→ How to complete this task: Copy, from the entries below, each line in which the string "title" appears.

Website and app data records
══════

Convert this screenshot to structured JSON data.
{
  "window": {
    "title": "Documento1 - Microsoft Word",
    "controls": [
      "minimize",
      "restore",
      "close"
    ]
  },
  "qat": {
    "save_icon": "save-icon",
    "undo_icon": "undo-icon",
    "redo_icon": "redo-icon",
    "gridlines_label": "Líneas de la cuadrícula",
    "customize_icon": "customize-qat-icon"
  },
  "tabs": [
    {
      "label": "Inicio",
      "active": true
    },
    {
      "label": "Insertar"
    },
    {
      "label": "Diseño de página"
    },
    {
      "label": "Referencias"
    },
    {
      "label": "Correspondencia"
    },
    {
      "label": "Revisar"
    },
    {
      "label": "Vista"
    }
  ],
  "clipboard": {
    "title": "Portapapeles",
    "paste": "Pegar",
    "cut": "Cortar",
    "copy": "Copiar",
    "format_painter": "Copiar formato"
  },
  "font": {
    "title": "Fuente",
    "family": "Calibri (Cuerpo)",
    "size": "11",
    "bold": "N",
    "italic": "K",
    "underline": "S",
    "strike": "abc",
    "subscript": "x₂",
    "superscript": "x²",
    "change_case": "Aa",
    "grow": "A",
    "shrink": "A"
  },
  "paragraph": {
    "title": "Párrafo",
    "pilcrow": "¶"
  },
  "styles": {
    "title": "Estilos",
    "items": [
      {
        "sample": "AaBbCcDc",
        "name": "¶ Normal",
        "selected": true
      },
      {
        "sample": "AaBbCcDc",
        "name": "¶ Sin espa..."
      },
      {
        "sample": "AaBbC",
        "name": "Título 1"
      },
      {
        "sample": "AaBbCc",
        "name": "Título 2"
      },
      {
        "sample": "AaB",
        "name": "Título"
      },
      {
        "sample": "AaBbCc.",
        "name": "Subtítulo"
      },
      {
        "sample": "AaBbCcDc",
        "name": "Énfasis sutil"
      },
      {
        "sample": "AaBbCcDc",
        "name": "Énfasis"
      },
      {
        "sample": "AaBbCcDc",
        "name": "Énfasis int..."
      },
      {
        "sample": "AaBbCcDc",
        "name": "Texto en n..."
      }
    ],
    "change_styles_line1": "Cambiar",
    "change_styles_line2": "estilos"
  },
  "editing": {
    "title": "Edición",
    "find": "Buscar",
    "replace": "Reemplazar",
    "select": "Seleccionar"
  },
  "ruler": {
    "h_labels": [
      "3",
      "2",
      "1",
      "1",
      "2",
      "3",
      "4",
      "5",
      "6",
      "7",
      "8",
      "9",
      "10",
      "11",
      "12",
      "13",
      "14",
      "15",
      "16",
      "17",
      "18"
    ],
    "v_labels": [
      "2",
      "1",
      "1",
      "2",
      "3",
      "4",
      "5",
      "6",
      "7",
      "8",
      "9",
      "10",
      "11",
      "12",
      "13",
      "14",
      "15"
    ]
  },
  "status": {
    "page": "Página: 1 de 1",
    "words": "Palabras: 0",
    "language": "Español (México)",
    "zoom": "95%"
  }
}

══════

→ Final answer:
    "title": "Documento1 - Microsoft Word",
    "title": "Portapapeles",
    "title": "Fuente",
    "title": "Párrafo",
    "title": "Estilos",
    "title": "Edición",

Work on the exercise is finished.